* **WHAT YOU HAVE TO DO**
Drop the pictures, then extract the listing word for word.

* **DATASET CONTENT**

========

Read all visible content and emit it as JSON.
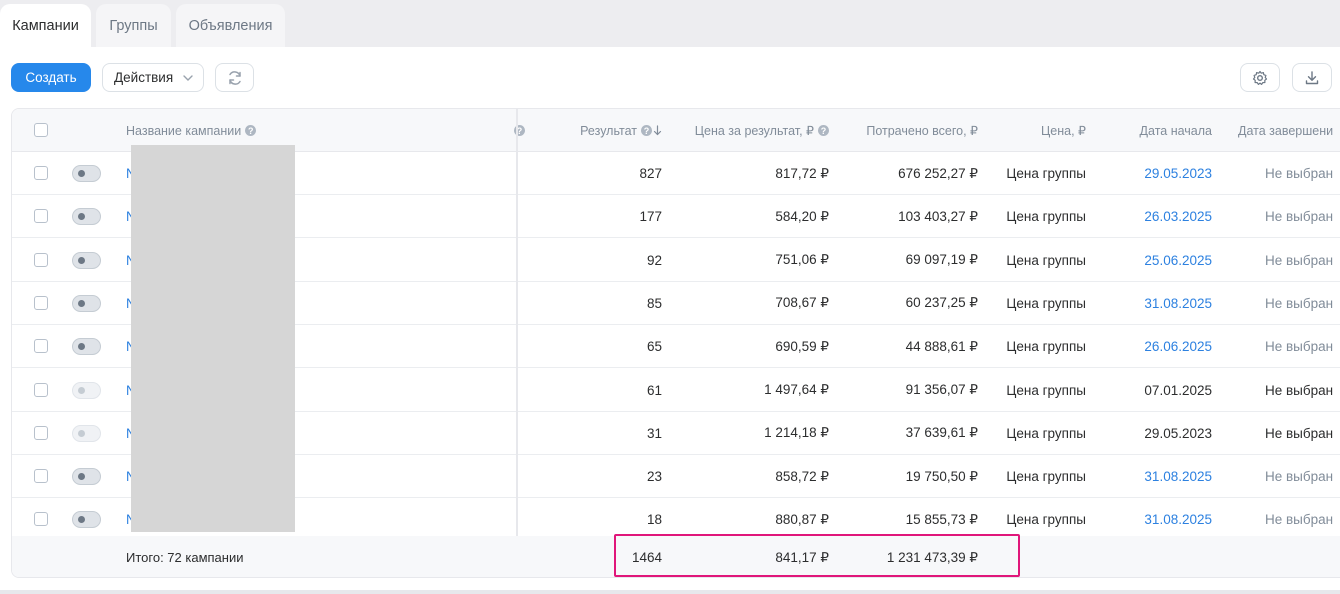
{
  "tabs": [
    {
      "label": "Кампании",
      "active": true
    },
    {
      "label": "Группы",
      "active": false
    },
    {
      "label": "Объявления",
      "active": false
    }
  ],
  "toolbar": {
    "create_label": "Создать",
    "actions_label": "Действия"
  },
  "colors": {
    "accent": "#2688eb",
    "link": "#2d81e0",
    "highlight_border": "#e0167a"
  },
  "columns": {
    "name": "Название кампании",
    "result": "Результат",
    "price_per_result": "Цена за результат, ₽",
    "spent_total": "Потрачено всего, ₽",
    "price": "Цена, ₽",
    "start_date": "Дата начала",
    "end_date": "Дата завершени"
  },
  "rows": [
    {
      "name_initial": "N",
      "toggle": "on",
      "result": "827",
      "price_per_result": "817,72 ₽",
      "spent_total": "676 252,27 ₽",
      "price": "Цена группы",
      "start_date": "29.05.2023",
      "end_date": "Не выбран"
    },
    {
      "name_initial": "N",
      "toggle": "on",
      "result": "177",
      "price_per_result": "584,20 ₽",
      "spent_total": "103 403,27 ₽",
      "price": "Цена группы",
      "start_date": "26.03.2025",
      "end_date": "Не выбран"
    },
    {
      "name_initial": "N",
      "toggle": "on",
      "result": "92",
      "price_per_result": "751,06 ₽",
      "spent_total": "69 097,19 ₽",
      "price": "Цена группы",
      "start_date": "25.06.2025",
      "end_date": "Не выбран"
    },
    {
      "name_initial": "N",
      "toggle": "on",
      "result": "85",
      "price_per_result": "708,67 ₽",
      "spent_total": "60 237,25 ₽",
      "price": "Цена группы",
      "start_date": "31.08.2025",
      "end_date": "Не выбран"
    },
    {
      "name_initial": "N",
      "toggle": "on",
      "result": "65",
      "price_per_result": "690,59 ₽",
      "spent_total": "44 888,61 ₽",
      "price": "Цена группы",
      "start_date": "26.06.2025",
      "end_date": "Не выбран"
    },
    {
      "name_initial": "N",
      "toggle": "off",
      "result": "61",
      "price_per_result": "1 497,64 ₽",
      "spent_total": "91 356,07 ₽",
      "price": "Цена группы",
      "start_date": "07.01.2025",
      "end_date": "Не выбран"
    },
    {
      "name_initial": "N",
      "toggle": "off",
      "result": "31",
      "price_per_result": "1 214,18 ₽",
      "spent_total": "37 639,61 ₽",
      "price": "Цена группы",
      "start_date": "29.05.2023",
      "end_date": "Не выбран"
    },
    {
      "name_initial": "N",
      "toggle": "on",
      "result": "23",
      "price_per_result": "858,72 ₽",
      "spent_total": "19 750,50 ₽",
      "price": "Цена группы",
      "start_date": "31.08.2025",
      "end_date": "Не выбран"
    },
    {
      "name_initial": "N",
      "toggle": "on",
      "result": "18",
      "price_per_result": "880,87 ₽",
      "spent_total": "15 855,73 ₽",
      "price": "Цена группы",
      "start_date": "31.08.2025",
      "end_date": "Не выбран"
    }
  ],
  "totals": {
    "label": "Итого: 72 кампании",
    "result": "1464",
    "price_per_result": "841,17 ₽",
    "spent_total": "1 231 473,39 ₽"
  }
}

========

* **ANSWER SECTION**
Read all visible content and emit it as JSON.
{
  "tabs": [
    {
      "label": "Кампании",
      "active": true
    },
    {
      "label": "Группы",
      "active": false
    },
    {
      "label": "Объявления",
      "active": false
    }
  ],
  "toolbar": {
    "create_label": "Создать",
    "actions_label": "Действия"
  },
  "colors": {
    "accent": "#2688eb",
    "link": "#2d81e0",
    "highlight_border": "#e0167a"
  },
  "columns": {
    "name": "Название кампании",
    "result": "Результат",
    "price_per_result": "Цена за результат, ₽",
    "spent_total": "Потрачено всего, ₽",
    "price": "Цена, ₽",
    "start_date": "Дата начала",
    "end_date": "Дата завершени"
  },
  "rows": [
    {
      "name_initial": "N",
      "toggle": "on",
      "result": "827",
      "price_per_result": "817,72 ₽",
      "spent_total": "676 252,27 ₽",
      "price": "Цена группы",
      "start_date": "29.05.2023",
      "end_date": "Не выбран"
    },
    {
      "name_initial": "N",
      "toggle": "on",
      "result": "177",
      "price_per_result": "584,20 ₽",
      "spent_total": "103 403,27 ₽",
      "price": "Цена группы",
      "start_date": "26.03.2025",
      "end_date": "Не выбран"
    },
    {
      "name_initial": "N",
      "toggle": "on",
      "result": "92",
      "price_per_result": "751,06 ₽",
      "spent_total": "69 097,19 ₽",
      "price": "Цена группы",
      "start_date": "25.06.2025",
      "end_date": "Не выбран"
    },
    {
      "name_initial": "N",
      "toggle": "on",
      "result": "85",
      "price_per_result": "708,67 ₽",
      "spent_total": "60 237,25 ₽",
      "price": "Цена группы",
      "start_date": "31.08.2025",
      "end_date": "Не выбран"
    },
    {
      "name_initial": "N",
      "toggle": "on",
      "result": "65",
      "price_per_result": "690,59 ₽",
      "spent_total": "44 888,61 ₽",
      "price": "Цена группы",
      "start_date": "26.06.2025",
      "end_date": "Не выбран"
    },
    {
      "name_initial": "N",
      "toggle": "off",
      "result": "61",
      "price_per_result": "1 497,64 ₽",
      "spent_total": "91 356,07 ₽",
      "price": "Цена группы",
      "start_date": "07.01.2025",
      "end_date": "Не выбран"
    },
    {
      "name_initial": "N",
      "toggle": "off",
      "result": "31",
      "price_per_result": "1 214,18 ₽",
      "spent_total": "37 639,61 ₽",
      "price": "Цена группы",
      "start_date": "29.05.2023",
      "end_date": "Не выбран"
    },
    {
      "name_initial": "N",
      "toggle": "on",
      "result": "23",
      "price_per_result": "858,72 ₽",
      "spent_total": "19 750,50 ₽",
      "price": "Цена группы",
      "start_date": "31.08.2025",
      "end_date": "Не выбран"
    },
    {
      "name_initial": "N",
      "toggle": "on",
      "result": "18",
      "price_per_result": "880,87 ₽",
      "spent_total": "15 855,73 ₽",
      "price": "Цена группы",
      "start_date": "31.08.2025",
      "end_date": "Не выбран"
    }
  ],
  "totals": {
    "label": "Итого: 72 кампании",
    "result": "1464",
    "price_per_result": "841,17 ₽",
    "spent_total": "1 231 473,39 ₽"
  }
}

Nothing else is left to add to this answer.